### Records provided
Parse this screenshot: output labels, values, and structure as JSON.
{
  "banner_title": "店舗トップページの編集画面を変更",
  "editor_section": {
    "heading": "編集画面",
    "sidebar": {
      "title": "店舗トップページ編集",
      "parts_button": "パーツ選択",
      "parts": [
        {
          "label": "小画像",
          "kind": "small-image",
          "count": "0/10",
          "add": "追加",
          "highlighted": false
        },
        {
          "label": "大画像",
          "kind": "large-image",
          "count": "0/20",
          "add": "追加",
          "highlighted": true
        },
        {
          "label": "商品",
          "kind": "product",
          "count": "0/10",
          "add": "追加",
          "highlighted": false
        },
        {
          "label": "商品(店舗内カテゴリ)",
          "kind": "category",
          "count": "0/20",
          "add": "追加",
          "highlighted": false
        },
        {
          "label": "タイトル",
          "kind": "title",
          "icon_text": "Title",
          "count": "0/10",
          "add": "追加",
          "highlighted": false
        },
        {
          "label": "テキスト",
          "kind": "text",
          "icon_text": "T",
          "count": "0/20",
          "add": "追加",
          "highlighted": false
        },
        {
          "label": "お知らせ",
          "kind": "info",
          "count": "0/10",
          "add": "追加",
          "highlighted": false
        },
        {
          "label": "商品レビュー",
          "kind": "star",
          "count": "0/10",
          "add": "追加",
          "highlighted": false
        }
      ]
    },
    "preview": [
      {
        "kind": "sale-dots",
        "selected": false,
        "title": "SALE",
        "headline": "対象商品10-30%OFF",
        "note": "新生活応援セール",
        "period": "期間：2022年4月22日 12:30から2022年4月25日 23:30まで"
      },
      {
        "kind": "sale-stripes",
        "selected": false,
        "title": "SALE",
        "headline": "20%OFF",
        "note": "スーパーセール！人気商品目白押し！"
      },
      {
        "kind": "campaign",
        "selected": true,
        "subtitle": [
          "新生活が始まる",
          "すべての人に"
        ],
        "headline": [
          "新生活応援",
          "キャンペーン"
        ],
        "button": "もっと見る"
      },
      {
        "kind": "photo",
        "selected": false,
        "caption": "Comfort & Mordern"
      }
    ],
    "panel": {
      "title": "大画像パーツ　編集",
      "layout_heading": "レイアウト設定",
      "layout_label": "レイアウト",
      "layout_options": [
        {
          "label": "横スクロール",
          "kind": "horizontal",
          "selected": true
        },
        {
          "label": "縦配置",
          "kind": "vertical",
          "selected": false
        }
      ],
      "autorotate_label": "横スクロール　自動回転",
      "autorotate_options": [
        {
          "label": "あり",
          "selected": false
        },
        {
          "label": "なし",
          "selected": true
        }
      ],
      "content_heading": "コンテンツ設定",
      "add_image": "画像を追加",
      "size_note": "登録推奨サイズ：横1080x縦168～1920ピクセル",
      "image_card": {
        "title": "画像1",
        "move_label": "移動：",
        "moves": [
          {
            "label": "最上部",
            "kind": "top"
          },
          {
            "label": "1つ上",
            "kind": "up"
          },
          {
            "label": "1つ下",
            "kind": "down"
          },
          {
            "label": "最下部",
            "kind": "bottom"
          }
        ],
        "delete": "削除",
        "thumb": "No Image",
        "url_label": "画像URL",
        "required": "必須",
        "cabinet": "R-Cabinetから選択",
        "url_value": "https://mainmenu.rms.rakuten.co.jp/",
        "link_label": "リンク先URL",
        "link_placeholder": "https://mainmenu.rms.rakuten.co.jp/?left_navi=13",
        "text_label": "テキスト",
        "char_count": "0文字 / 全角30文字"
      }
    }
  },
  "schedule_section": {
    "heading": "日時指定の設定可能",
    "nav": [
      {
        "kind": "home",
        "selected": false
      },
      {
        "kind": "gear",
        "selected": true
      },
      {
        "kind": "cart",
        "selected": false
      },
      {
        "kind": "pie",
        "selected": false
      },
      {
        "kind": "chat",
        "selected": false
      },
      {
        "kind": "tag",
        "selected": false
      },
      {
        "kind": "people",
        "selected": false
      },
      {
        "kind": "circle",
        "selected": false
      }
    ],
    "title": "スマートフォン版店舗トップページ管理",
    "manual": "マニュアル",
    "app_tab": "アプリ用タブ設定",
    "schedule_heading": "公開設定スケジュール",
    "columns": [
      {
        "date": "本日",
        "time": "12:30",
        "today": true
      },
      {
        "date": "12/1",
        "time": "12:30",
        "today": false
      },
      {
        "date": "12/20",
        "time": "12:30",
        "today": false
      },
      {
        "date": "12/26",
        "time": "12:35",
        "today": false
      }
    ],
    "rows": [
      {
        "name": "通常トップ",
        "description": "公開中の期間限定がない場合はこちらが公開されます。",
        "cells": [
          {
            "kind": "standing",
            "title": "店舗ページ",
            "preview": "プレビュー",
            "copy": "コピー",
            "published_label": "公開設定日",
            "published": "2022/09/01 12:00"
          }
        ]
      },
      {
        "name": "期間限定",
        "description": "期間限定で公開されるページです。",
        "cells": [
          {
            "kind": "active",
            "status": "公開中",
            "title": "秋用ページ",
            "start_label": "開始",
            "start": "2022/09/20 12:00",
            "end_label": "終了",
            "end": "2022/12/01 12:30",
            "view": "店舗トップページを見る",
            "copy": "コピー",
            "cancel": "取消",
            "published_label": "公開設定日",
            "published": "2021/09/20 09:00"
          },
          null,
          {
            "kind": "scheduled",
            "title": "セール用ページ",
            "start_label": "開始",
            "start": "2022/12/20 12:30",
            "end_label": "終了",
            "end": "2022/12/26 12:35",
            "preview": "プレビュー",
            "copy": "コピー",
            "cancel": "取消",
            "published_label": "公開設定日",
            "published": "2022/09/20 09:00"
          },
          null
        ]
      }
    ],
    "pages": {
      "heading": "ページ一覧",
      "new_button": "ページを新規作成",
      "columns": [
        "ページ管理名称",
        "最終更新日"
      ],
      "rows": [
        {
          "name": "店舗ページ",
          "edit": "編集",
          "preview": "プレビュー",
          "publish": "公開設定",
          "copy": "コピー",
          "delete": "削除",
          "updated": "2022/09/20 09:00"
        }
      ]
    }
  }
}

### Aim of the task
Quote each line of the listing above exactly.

### Exercise solution
Parse this screenshot: output labels, values, and structure as JSON.
{
  "banner_title": "店舗トップページの編集画面を変更",
  "editor_section": {
    "heading": "編集画面",
    "sidebar": {
      "title": "店舗トップページ編集",
      "parts_button": "パーツ選択",
      "parts": [
        {
          "label": "小画像",
          "kind": "small-image",
          "count": "0/10",
          "add": "追加",
          "highlighted": false
        },
        {
          "label": "大画像",
          "kind": "large-image",
          "count": "0/20",
          "add": "追加",
          "highlighted": true
        },
        {
          "label": "商品",
          "kind": "product",
          "count": "0/10",
          "add": "追加",
          "highlighted": false
        },
        {
          "label": "商品(店舗内カテゴリ)",
          "kind": "category",
          "count": "0/20",
          "add": "追加",
          "highlighted": false
        },
        {
          "label": "タイトル",
          "kind": "title",
          "icon_text": "Title",
          "count": "0/10",
          "add": "追加",
          "highlighted": false
        },
        {
          "label": "テキスト",
          "kind": "text",
          "icon_text": "T",
          "count": "0/20",
          "add": "追加",
          "highlighted": false
        },
        {
          "label": "お知らせ",
          "kind": "info",
          "count": "0/10",
          "add": "追加",
          "highlighted": false
        },
        {
          "label": "商品レビュー",
          "kind": "star",
          "count": "0/10",
          "add": "追加",
          "highlighted": false
        }
      ]
    },
    "preview": [
      {
        "kind": "sale-dots",
        "selected": false,
        "title": "SALE",
        "headline": "対象商品10-30%OFF",
        "note": "新生活応援セール",
        "period": "期間：2022年4月22日 12:30から2022年4月25日 23:30まで"
      },
      {
        "kind": "sale-stripes",
        "selected": false,
        "title": "SALE",
        "headline": "20%OFF",
        "note": "スーパーセール！人気商品目白押し！"
      },
      {
        "kind": "campaign",
        "selected": true,
        "subtitle": [
          "新生活が始まる",
          "すべての人に"
        ],
        "headline": [
          "新生活応援",
          "キャンペーン"
        ],
        "button": "もっと見る"
      },
      {
        "kind": "photo",
        "selected": false,
        "caption": "Comfort & Mordern"
      }
    ],
    "panel": {
      "title": "大画像パーツ　編集",
      "layout_heading": "レイアウト設定",
      "layout_label": "レイアウト",
      "layout_options": [
        {
          "label": "横スクロール",
          "kind": "horizontal",
          "selected": true
        },
        {
          "label": "縦配置",
          "kind": "vertical",
          "selected": false
        }
      ],
      "autorotate_label": "横スクロール　自動回転",
      "autorotate_options": [
        {
          "label": "あり",
          "selected": false
        },
        {
          "label": "なし",
          "selected": true
        }
      ],
      "content_heading": "コンテンツ設定",
      "add_image": "画像を追加",
      "size_note": "登録推奨サイズ：横1080x縦168～1920ピクセル",
      "image_card": {
        "title": "画像1",
        "move_label": "移動：",
        "moves": [
          {
            "label": "最上部",
            "kind": "top"
          },
          {
            "label": "1つ上",
            "kind": "up"
          },
          {
            "label": "1つ下",
            "kind": "down"
          },
          {
            "label": "最下部",
            "kind": "bottom"
          }
        ],
        "delete": "削除",
        "thumb": "No Image",
        "url_label": "画像URL",
        "required": "必須",
        "cabinet": "R-Cabinetから選択",
        "url_value": "https://mainmenu.rms.rakuten.co.jp/",
        "link_label": "リンク先URL",
        "link_placeholder": "https://mainmenu.rms.rakuten.co.jp/?left_navi=13",
        "text_label": "テキスト",
        "char_count": "0文字 / 全角30文字"
      }
    }
  },
  "schedule_section": {
    "heading": "日時指定の設定可能",
    "nav": [
      {
        "kind": "home",
        "selected": false
      },
      {
        "kind": "gear",
        "selected": true
      },
      {
        "kind": "cart",
        "selected": false
      },
      {
        "kind": "pie",
        "selected": false
      },
      {
        "kind": "chat",
        "selected": false
      },
      {
        "kind": "tag",
        "selected": false
      },
      {
        "kind": "people",
        "selected": false
      },
      {
        "kind": "circle",
        "selected": false
      }
    ],
    "title": "スマートフォン版店舗トップページ管理",
    "manual": "マニュアル",
    "app_tab": "アプリ用タブ設定",
    "schedule_heading": "公開設定スケジュール",
    "columns": [
      {
        "date": "本日",
        "time": "12:30",
        "today": true
      },
      {
        "date": "12/1",
        "time": "12:30",
        "today": false
      },
      {
        "date": "12/20",
        "time": "12:30",
        "today": false
      },
      {
        "date": "12/26",
        "time": "12:35",
        "today": false
      }
    ],
    "rows": [
      {
        "name": "通常トップ",
        "description": "公開中の期間限定がない場合はこちらが公開されます。",
        "cells": [
          {
            "kind": "standing",
            "title": "店舗ページ",
            "preview": "プレビュー",
            "copy": "コピー",
            "published_label": "公開設定日",
            "published": "2022/09/01 12:00"
          }
        ]
      },
      {
        "name": "期間限定",
        "description": "期間限定で公開されるページです。",
        "cells": [
          {
            "kind": "active",
            "status": "公開中",
            "title": "秋用ページ",
            "start_label": "開始",
            "start": "2022/09/20 12:00",
            "end_label": "終了",
            "end": "2022/12/01 12:30",
            "view": "店舗トップページを見る",
            "copy": "コピー",
            "cancel": "取消",
            "published_label": "公開設定日",
            "published": "2021/09/20 09:00"
          },
          null,
          {
            "kind": "scheduled",
            "title": "セール用ページ",
            "start_label": "開始",
            "start": "2022/12/20 12:30",
            "end_label": "終了",
            "end": "2022/12/26 12:35",
            "preview": "プレビュー",
            "copy": "コピー",
            "cancel": "取消",
            "published_label": "公開設定日",
            "published": "2022/09/20 09:00"
          },
          null
        ]
      }
    ],
    "pages": {
      "heading": "ページ一覧",
      "new_button": "ページを新規作成",
      "columns": [
        "ページ管理名称",
        "最終更新日"
      ],
      "rows": [
        {
          "name": "店舗ページ",
          "edit": "編集",
          "preview": "プレビュー",
          "publish": "公開設定",
          "copy": "コピー",
          "delete": "削除",
          "updated": "2022/09/20 09:00"
        }
      ]
    }
  }
}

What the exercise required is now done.